Data supplied.
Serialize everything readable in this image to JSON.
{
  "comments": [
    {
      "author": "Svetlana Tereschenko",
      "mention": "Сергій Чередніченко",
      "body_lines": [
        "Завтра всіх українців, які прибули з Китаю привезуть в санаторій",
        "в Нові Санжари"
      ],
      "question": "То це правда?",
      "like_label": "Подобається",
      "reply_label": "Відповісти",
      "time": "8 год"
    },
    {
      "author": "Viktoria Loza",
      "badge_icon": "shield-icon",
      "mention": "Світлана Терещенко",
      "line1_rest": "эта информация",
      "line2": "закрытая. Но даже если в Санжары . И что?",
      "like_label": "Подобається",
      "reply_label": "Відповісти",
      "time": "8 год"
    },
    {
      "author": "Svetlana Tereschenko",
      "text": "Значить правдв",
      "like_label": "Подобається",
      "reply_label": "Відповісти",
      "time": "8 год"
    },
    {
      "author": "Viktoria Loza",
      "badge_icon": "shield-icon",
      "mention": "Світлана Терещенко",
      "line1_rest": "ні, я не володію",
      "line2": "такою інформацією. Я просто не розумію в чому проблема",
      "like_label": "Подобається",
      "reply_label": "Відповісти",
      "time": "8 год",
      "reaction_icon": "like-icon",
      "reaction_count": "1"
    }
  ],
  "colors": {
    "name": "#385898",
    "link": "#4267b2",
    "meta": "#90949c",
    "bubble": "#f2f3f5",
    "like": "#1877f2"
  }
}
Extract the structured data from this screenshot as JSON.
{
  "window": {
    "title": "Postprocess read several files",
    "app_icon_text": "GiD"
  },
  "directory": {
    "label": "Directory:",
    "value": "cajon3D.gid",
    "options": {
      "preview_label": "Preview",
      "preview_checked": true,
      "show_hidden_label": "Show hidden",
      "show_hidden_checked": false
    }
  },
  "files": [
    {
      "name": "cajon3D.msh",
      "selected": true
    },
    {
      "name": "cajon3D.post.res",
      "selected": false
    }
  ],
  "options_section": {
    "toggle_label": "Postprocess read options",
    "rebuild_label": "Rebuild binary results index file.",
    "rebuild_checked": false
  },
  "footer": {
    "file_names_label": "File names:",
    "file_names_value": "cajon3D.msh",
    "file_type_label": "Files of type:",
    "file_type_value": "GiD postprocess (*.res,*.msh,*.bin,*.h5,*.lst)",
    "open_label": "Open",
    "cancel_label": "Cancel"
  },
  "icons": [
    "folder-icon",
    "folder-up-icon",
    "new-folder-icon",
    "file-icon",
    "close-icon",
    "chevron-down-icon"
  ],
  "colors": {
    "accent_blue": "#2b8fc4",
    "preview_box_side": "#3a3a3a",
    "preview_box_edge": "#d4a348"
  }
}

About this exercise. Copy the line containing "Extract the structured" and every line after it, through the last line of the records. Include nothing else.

Task result.
Extract the structured data from this screenshot as JSON.
{
  "window": {
    "title": "Postprocess read several files",
    "app_icon_text": "GiD"
  },
  "directory": {
    "label": "Directory:",
    "value": "cajon3D.gid",
    "options": {
      "preview_label": "Preview",
      "preview_checked": true,
      "show_hidden_label": "Show hidden",
      "show_hidden_checked": false
    }
  },
  "files": [
    {
      "name": "cajon3D.msh",
      "selected": true
    },
    {
      "name": "cajon3D.post.res",
      "selected": false
    }
  ],
  "options_section": {
    "toggle_label": "Postprocess read options",
    "rebuild_label": "Rebuild binary results index file.",
    "rebuild_checked": false
  },
  "footer": {
    "file_names_label": "File names:",
    "file_names_value": "cajon3D.msh",
    "file_type_label": "Files of type:",
    "file_type_value": "GiD postprocess (*.res,*.msh,*.bin,*.h5,*.lst)",
    "open_label": "Open",
    "cancel_label": "Cancel"
  },
  "icons": [
    "folder-icon",
    "folder-up-icon",
    "new-folder-icon",
    "file-icon",
    "close-icon",
    "chevron-down-icon"
  ],
  "colors": {
    "accent_blue": "#2b8fc4",
    "preview_box_side": "#3a3a3a",
    "preview_box_edge": "#d4a348"
  }
}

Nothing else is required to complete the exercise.